The records of the Print Council of America measure 24.5 linear feet and 2.34 gigabytes, and date from 1951 to 2016. The collection includes administrative files, correspondence and subject files, interviews, exhibition and project files, financial records, and printed materials that document the council's founding and activities as a non-profit, professional organization of print specialists.
Scope and Contents:
The records of the Print Council of America measure 24.5 linear feet and 2.34 gigabytes (271 computer files), and date from 1951 to 2016. The collection includes administrative files, correspondence and subject files, interviews, exhibition and project files, financial records, and printed materials that document the council's founding and activities as a non-profit, professional organization of print specialists.
Administrative files consist of general administrative records and files for memberships, board of directors, trustees, committees, and digital photographs.
Correspondence and subject files contain a mixture of correspondence, writings, and printed material for various correspondents and topics.
The oral history project consists of twelve digital sound recordings and transcripts of interviews with council members Ruth Fine, Egbert Haverkamp-Begemann, Stephen E. Ostrow, Sue Reed, Robert Waddell, and others.
Files for exhibitions include American Prints Today 1959 and 1962 , the VII São Paulo Biennial exhibition Eleven American Printmakers (1963), the New York World's Fair of 1964-1965, and 30 Contemporary American Prints (1964). Project files include documentation for the Index to Print Catalogues Raisonné database, other publishing and research projects, surveys, a print collection in India, the People-to-People Program, the sales of an Edgar Degas work, and project proposals.
Financial records consist of cash vouchers, check stub books, financial reports, disbursement and cash receipt ledgers, The Lessing and Edith Rosenwald Foundation grant information, paid bills, and tax information.
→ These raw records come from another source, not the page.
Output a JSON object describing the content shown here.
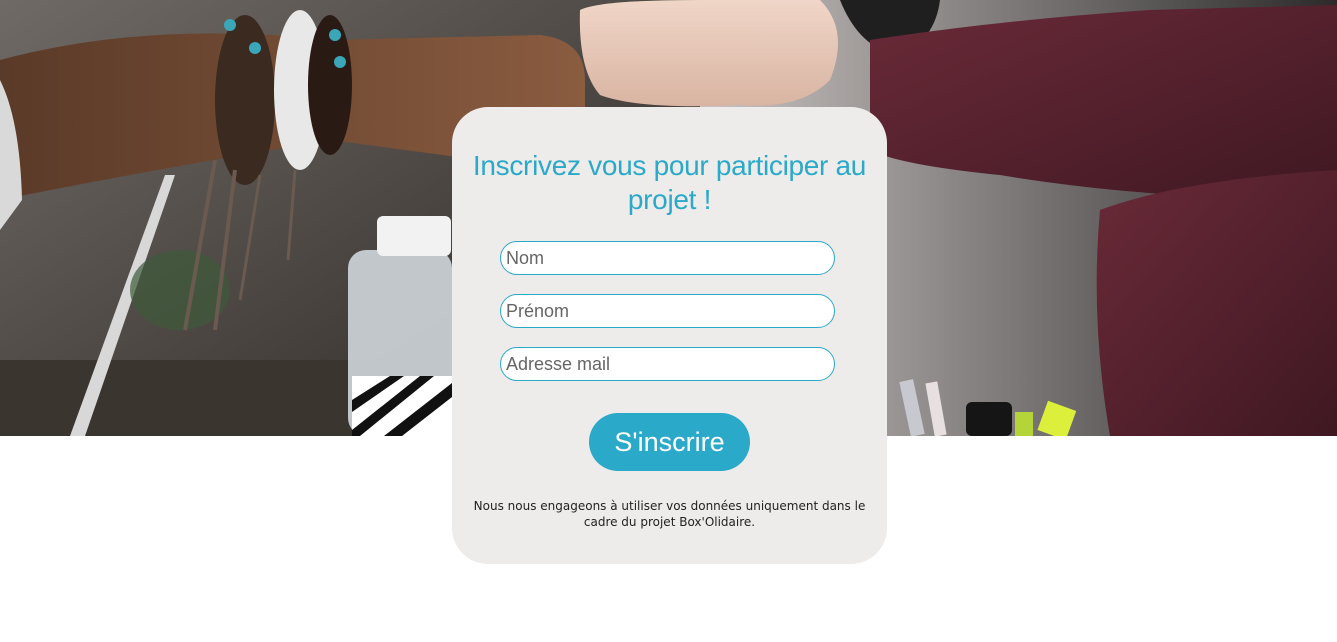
{
  "hero": {
    "image": "team-fist-bump-photo"
  },
  "form": {
    "title": "Inscrivez vous pour participer au projet !",
    "fields": {
      "nom_placeholder": "Nom",
      "prenom_placeholder": "Prénom",
      "email_placeholder": "Adresse mail"
    },
    "submit_label": "S'inscrire",
    "notice": "Nous nous engageons à utiliser vos données uniquement dans le cadre du projet Box'Olidaire."
  },
  "colors": {
    "accent": "#2aa9c9",
    "card_background": "#edecea",
    "page_background": "#ffffff"
  }
}
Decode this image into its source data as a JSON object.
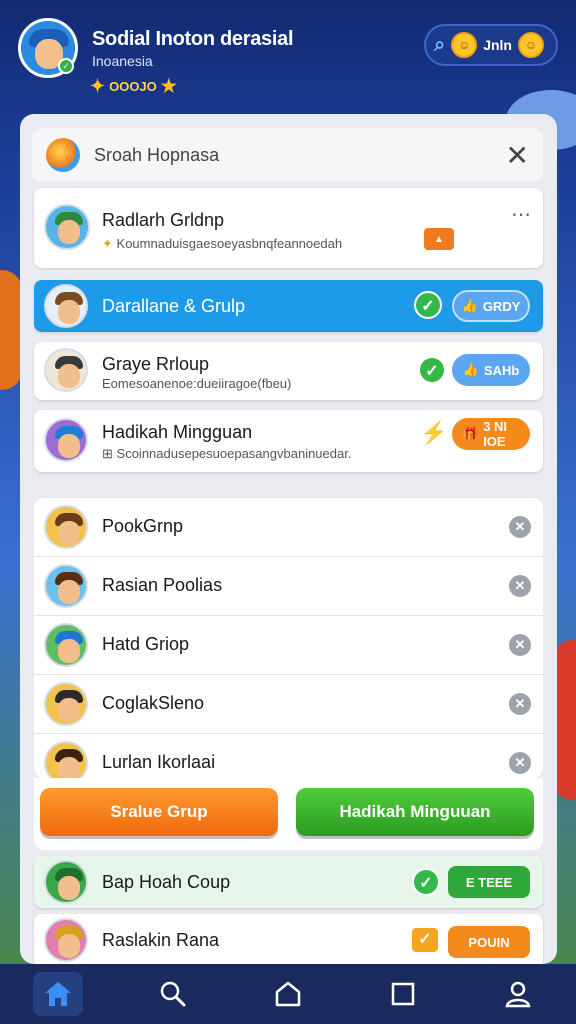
{
  "header": {
    "title": "Sodial Inoton derasial",
    "subtitle": "Inoanesia",
    "badge": "OOOJO",
    "coin_label": "Jnln"
  },
  "search": {
    "placeholder": "Sroah Hopnasa"
  },
  "featured_rows": [
    {
      "name": "Radlarh Grldnp",
      "desc": "Koumnaduisgaesoeyasbnqfeannoedah",
      "action": "▲",
      "action_color": "#f07b1f"
    },
    {
      "name": "Darallane & Grulp",
      "desc": "",
      "action": "GRDY",
      "action_color": "#5aa6f0"
    },
    {
      "name": "Grayе Rrloup",
      "desc": "Eomesoanenoe:dueiiragoe(fbeu)",
      "action": "SAHb",
      "action_color": "#5aa6f0"
    },
    {
      "name": "Hadikah Mingguan",
      "desc": "Scoinnadusepesuoepasangvbaninuedar.",
      "action": "3 NI IOE",
      "action_color": "#f58a1c"
    }
  ],
  "list_items": [
    {
      "name": "PookGrnp"
    },
    {
      "name": "Rasian Poolias"
    },
    {
      "name": "Hatd Griop"
    },
    {
      "name": "CoglakSleno"
    },
    {
      "name": "Lurlan Ikorlaai"
    }
  ],
  "cta": {
    "left_label": "Sralue Grup",
    "right_label": "Hadikah Minguuan"
  },
  "bottom_rows": [
    {
      "name": "Bap Hoah Coup",
      "action": "E TEEE",
      "action_color": "#2fa83a"
    },
    {
      "name": "Raslakin Rana",
      "action": "POUIN",
      "action_color": "#f58a1c"
    }
  ],
  "nav": {
    "home": "home-icon",
    "search": "search-icon",
    "groups": "home-outline-icon",
    "square": "square-icon",
    "profile": "user-icon"
  },
  "colors": {
    "highlight": "#1e9be8",
    "accent_orange": "#f06a0e",
    "accent_green": "#2b9c22",
    "nav_bg": "#1a2a5e"
  }
}
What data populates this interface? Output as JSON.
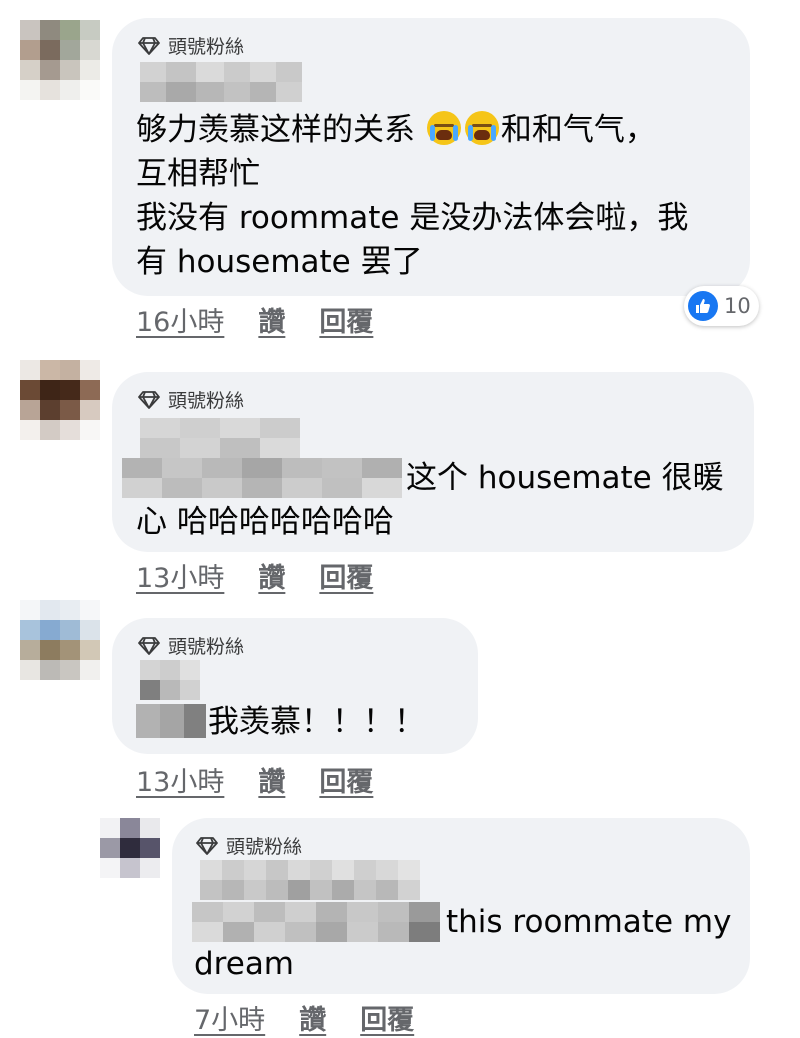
{
  "colors": {
    "bubble_bg": "#f0f2f5",
    "meta_text": "#65676b",
    "like_blue": "#1877f2"
  },
  "comments": [
    {
      "badge": "頭號粉絲",
      "line1_pre": "够力羡慕这样的关系",
      "emojis": [
        "loudly-crying-face",
        "loudly-crying-face"
      ],
      "line1_post": "和和气气，",
      "line2": "互相帮忙",
      "line3": "我没有 roommate 是没办法体会啦，我",
      "line4": "有 housemate 罢了",
      "time": "16小時",
      "like": "讚",
      "reply": "回覆",
      "reaction_count": "10"
    },
    {
      "badge": "頭號粉絲",
      "line1": "这个 housemate 很暖",
      "line2": "心 哈哈哈哈哈哈哈",
      "time": "13小時",
      "like": "讚",
      "reply": "回覆"
    },
    {
      "badge": "頭號粉絲",
      "line1": "我羡慕！！！！",
      "time": "13小時",
      "like": "讚",
      "reply": "回覆"
    },
    {
      "badge": "頭號粉絲",
      "line1": "this roommate my",
      "line2": "dream",
      "time": "7小時",
      "like": "讚",
      "reply": "回覆"
    }
  ]
}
In printed materials are issues of Print Council's Newsletter, press releases, print sales and exhibition catalogs, reprints of advertisements, informational flyers created by the council, and a booklet marking the council's 50th anniversary.
The collection is arranged as seven series.
Series 1: Administrative Files, 1955-2016 (9.2 linear feet; Boxes 1-7, 24-28, OV 29; 0.26 gigabytes, ER01)
Series 2: Correspondence and Subject Files, 1953-2016 (5.9 linear feet; Boxes 7-12)
Series 3: Oral History Project, 2006-2016 (0.4 linear feet; Box 13; 2.08 gigabytes, ER02-ER13)
Series 4: Exhibition Files, 1956-2005 (3.0 linear feet; Boxes 13-16, OV 29)
Series 5: Project Files, 1956-2013 (3.4 linear feet; Boxes 16-19, OV 29)
Series 6: Financial Records, 1956-1995 (1.5 linear feet; Boxes 19-21)
Series 7: Printed Materials, 1951-2016 (1.1 linear feet; Boxes 21-22)
Biographical / Historical:
The Print Council of America (est. 1956- ) is a non-profit, professional organization of print specialists in Boston, Massachusetts.
The idea of a print council began in 1954 when a group of prominent art collectors, curators, and scholars gathered in New York to discuss creating a national organization that could promote prints and print collecting. After much discussion, by-laws and other legal documentation were drawn up by Joshua Binion Cahn, a legal advisor for the Print Council of America, to establish the organization. Some of the earliest members of the council, including Adelyn Breeskin, Gustav von Groschwitz, Una Johnson, William Lieberman, A. Hyatt Mayor, Elizabeth Mongan, Paul J. Sachs, and Carl Zigrosser, were led by Lessing J. Rosenwald, an art collector and son of Julius Rosenwald, who was part owner of Sears, Roebuck and Company.
Rosenwald's mission was to "foster the creation, dissemination, and appreciation of fine prints, old and new," and to encourage and professionalize the preservation, administration, and study of print collections in the United States and Canada. Eventually the organization evolved to become an authority on print standards, educating print professionals and collectors on how to prevent fraudulent practices by learning ways to identify authentic or "original" prints. As an authority on prints, the council published numerous guides and directories of print resources. One of the council's most notable accomplishments was the compilation of European, American, and Japanese print resources into the Index of Print Catalogues Raisonné online database. The council also aimed to provide its members with an avenue to share ideas through holding annual meetings. After the closing of the organization's New York office in 1973, annual and semi-annual meetings continued to be a valuable resource for members.
Today, the council continues to provide educational tools and resources for print professionals.
The Print Council of America records were donated in multiple installments from 1981 to 2017 via former council presidents Andrew Robinson, Sue Reed, Jay Fisher, Marjorie B. Cohn, and James A. Ganz.
Use of original papers requires an appointment and is limited to the Washington, D.C. Research Center. Use of born-digital records with no duplicate copies requires advance notice.